### To do
All of the data is to be written out again exactly, without the pictures.

---

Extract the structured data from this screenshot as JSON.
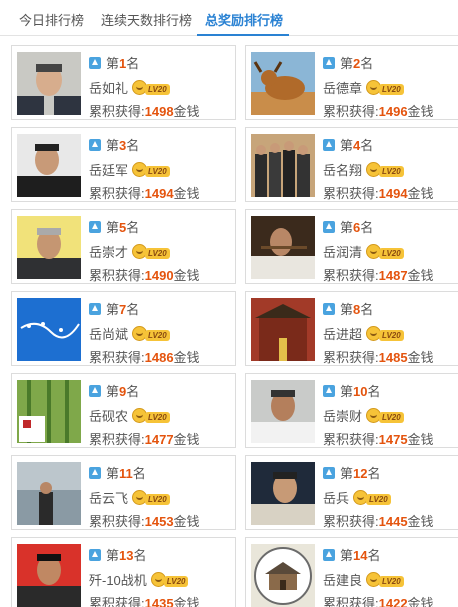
{
  "tabs": [
    {
      "label": "今日排行榜"
    },
    {
      "label": "连续天数排行榜"
    },
    {
      "label": "总奖励排行榜"
    }
  ],
  "labels": {
    "rank_prefix": "第",
    "rank_suffix": "名",
    "earn_prefix": "累积获得:",
    "earn_suffix": "金钱",
    "level_text": "LV20"
  },
  "entries": [
    {
      "rank": "1",
      "name": "岳如礼",
      "total": "1498"
    },
    {
      "rank": "2",
      "name": "岳德章",
      "total": "1496"
    },
    {
      "rank": "3",
      "name": "岳廷军",
      "total": "1494"
    },
    {
      "rank": "4",
      "name": "岳名翔",
      "total": "1494"
    },
    {
      "rank": "5",
      "name": "岳崇才",
      "total": "1490"
    },
    {
      "rank": "6",
      "name": "岳润清",
      "total": "1487"
    },
    {
      "rank": "7",
      "name": "岳尚斌",
      "total": "1486"
    },
    {
      "rank": "8",
      "name": "岳进超",
      "total": "1485"
    },
    {
      "rank": "9",
      "name": "岳砚农",
      "total": "1477"
    },
    {
      "rank": "10",
      "name": "岳崇财",
      "total": "1475"
    },
    {
      "rank": "11",
      "name": "岳云飞",
      "total": "1453"
    },
    {
      "rank": "12",
      "name": "岳兵",
      "total": "1445"
    },
    {
      "rank": "13",
      "name": "歼-10战机",
      "total": "1435"
    },
    {
      "rank": "14",
      "name": "岳建良",
      "total": "1422"
    }
  ],
  "colors": {
    "accent": "#2a82d3",
    "highlight": "#e4540e"
  }
}
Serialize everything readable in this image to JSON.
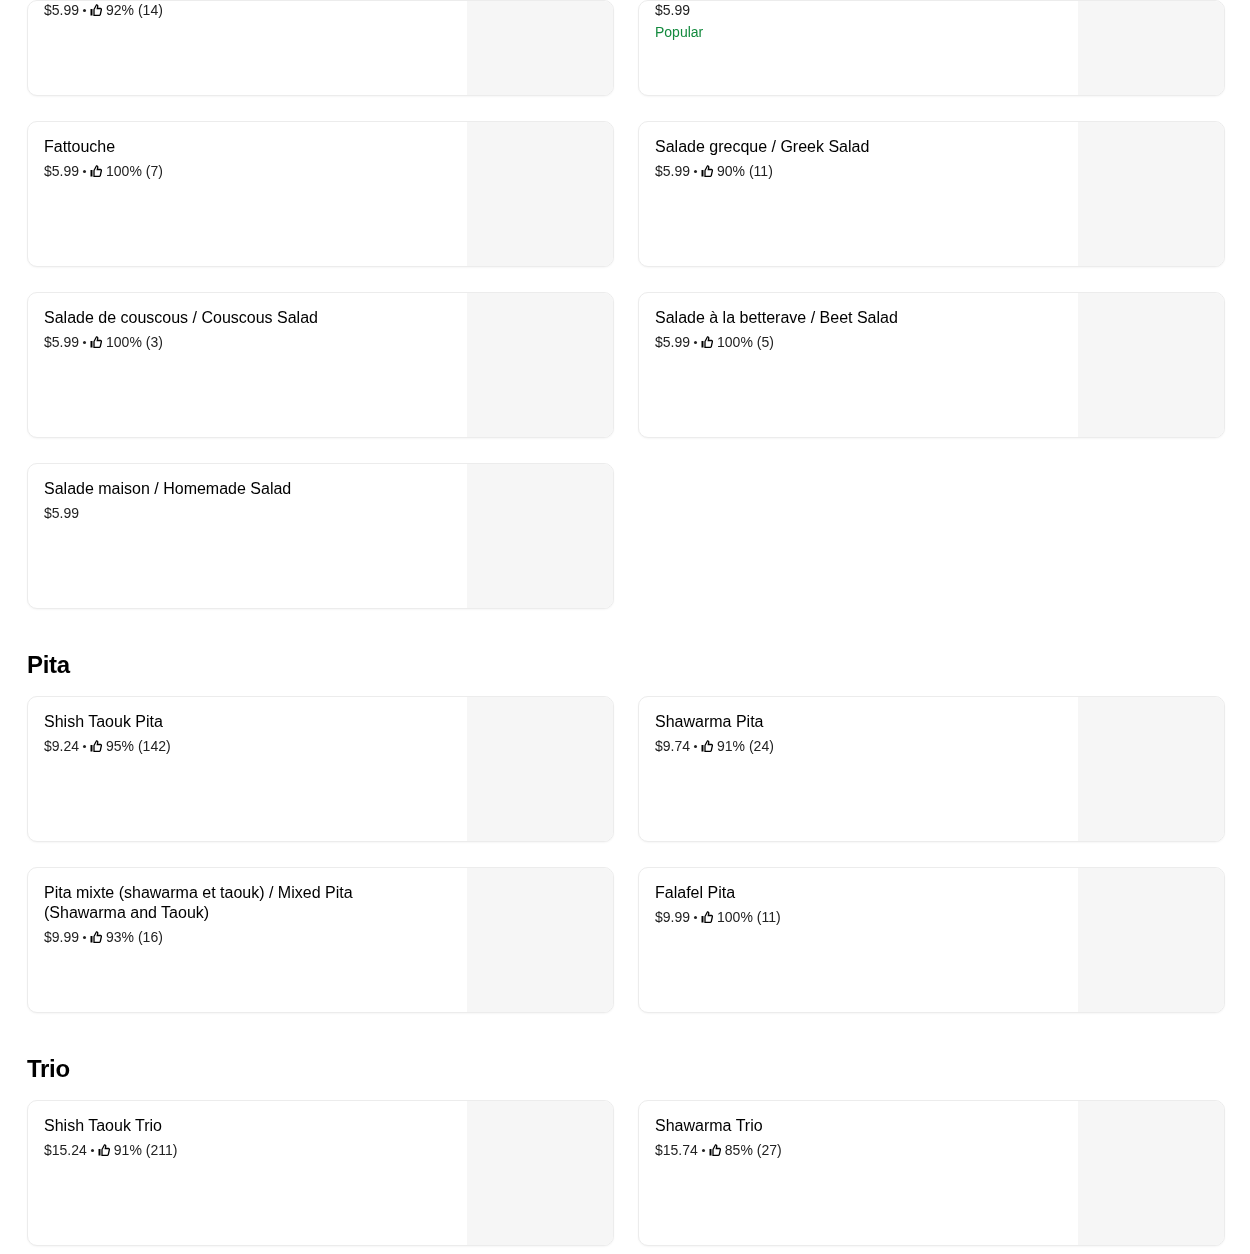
{
  "sections": [
    {
      "items": [
        {
          "price": "$5.99",
          "rating": "92% (14)"
        },
        {
          "price": "$5.99",
          "badge": "Popular"
        }
      ]
    },
    {
      "items": [
        {
          "name": "Fattouche",
          "price": "$5.99",
          "rating": "100% (7)"
        },
        {
          "name": "Salade grecque / Greek Salad",
          "price": "$5.99",
          "rating": "90% (11)"
        },
        {
          "name": "Salade de couscous / Couscous Salad",
          "price": "$5.99",
          "rating": "100% (3)"
        },
        {
          "name": "Salade à la betterave / Beet Salad",
          "price": "$5.99",
          "rating": "100% (5)"
        },
        {
          "name": "Salade maison / Homemade Salad",
          "price": "$5.99"
        }
      ]
    },
    {
      "title": "Pita",
      "items": [
        {
          "name": "Shish Taouk Pita",
          "price": "$9.24",
          "rating": "95% (142)"
        },
        {
          "name": "Shawarma Pita",
          "price": "$9.74",
          "rating": "91% (24)"
        },
        {
          "name": "Pita mixte (shawarma et taouk) / Mixed Pita (Shawarma and Taouk)",
          "price": "$9.99",
          "rating": "93% (16)"
        },
        {
          "name": "Falafel Pita",
          "price": "$9.99",
          "rating": "100% (11)"
        }
      ]
    },
    {
      "title": "Trio",
      "items": [
        {
          "name": "Shish Taouk Trio",
          "price": "$15.24",
          "rating": "91% (211)"
        },
        {
          "name": "Shawarma Trio",
          "price": "$15.74",
          "rating": "85% (27)"
        }
      ]
    }
  ]
}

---

### Written solution
Extract the structured data from this screenshot as JSON.
{
  "tabs": [
    {
      "label": "今日排行榜"
    },
    {
      "label": "连续天数排行榜"
    },
    {
      "label": "总奖励排行榜"
    }
  ],
  "labels": {
    "rank_prefix": "第",
    "rank_suffix": "名",
    "earn_prefix": "累积获得:",
    "earn_suffix": "金钱",
    "level_text": "LV20"
  },
  "entries": [
    {
      "rank": "1",
      "name": "岳如礼",
      "total": "1498"
    },
    {
      "rank": "2",
      "name": "岳德章",
      "total": "1496"
    },
    {
      "rank": "3",
      "name": "岳廷军",
      "total": "1494"
    },
    {
      "rank": "4",
      "name": "岳名翔",
      "total": "1494"
    },
    {
      "rank": "5",
      "name": "岳崇才",
      "total": "1490"
    },
    {
      "rank": "6",
      "name": "岳润清",
      "total": "1487"
    },
    {
      "rank": "7",
      "name": "岳尚斌",
      "total": "1486"
    },
    {
      "rank": "8",
      "name": "岳进超",
      "total": "1485"
    },
    {
      "rank": "9",
      "name": "岳砚农",
      "total": "1477"
    },
    {
      "rank": "10",
      "name": "岳崇财",
      "total": "1475"
    },
    {
      "rank": "11",
      "name": "岳云飞",
      "total": "1453"
    },
    {
      "rank": "12",
      "name": "岳兵",
      "total": "1445"
    },
    {
      "rank": "13",
      "name": "歼-10战机",
      "total": "1435"
    },
    {
      "rank": "14",
      "name": "岳建良",
      "total": "1422"
    }
  ],
  "colors": {
    "accent": "#2a82d3",
    "highlight": "#e4540e"
  }
}
Serialize everything readable in this image to JSON.
{
  "sections": [
    {
      "items": [
        {
          "price": "$5.99",
          "rating": "92% (14)"
        },
        {
          "price": "$5.99",
          "badge": "Popular"
        }
      ]
    },
    {
      "items": [
        {
          "name": "Fattouche",
          "price": "$5.99",
          "rating": "100% (7)"
        },
        {
          "name": "Salade grecque / Greek Salad",
          "price": "$5.99",
          "rating": "90% (11)"
        },
        {
          "name": "Salade de couscous / Couscous Salad",
          "price": "$5.99",
          "rating": "100% (3)"
        },
        {
          "name": "Salade à la betterave / Beet Salad",
          "price": "$5.99",
          "rating": "100% (5)"
        },
        {
          "name": "Salade maison / Homemade Salad",
          "price": "$5.99"
        }
      ]
    },
    {
      "title": "Pita",
      "items": [
        {
          "name": "Shish Taouk Pita",
          "price": "$9.24",
          "rating": "95% (142)"
        },
        {
          "name": "Shawarma Pita",
          "price": "$9.74",
          "rating": "91% (24)"
        },
        {
          "name": "Pita mixte (shawarma et taouk) / Mixed Pita (Shawarma and Taouk)",
          "price": "$9.99",
          "rating": "93% (16)"
        },
        {
          "name": "Falafel Pita",
          "price": "$9.99",
          "rating": "100% (11)"
        }
      ]
    },
    {
      "title": "Trio",
      "items": [
        {
          "name": "Shish Taouk Trio",
          "price": "$15.24",
          "rating": "91% (211)"
        },
        {
          "name": "Shawarma Trio",
          "price": "$15.74",
          "rating": "85% (27)"
        }
      ]
    }
  ]
}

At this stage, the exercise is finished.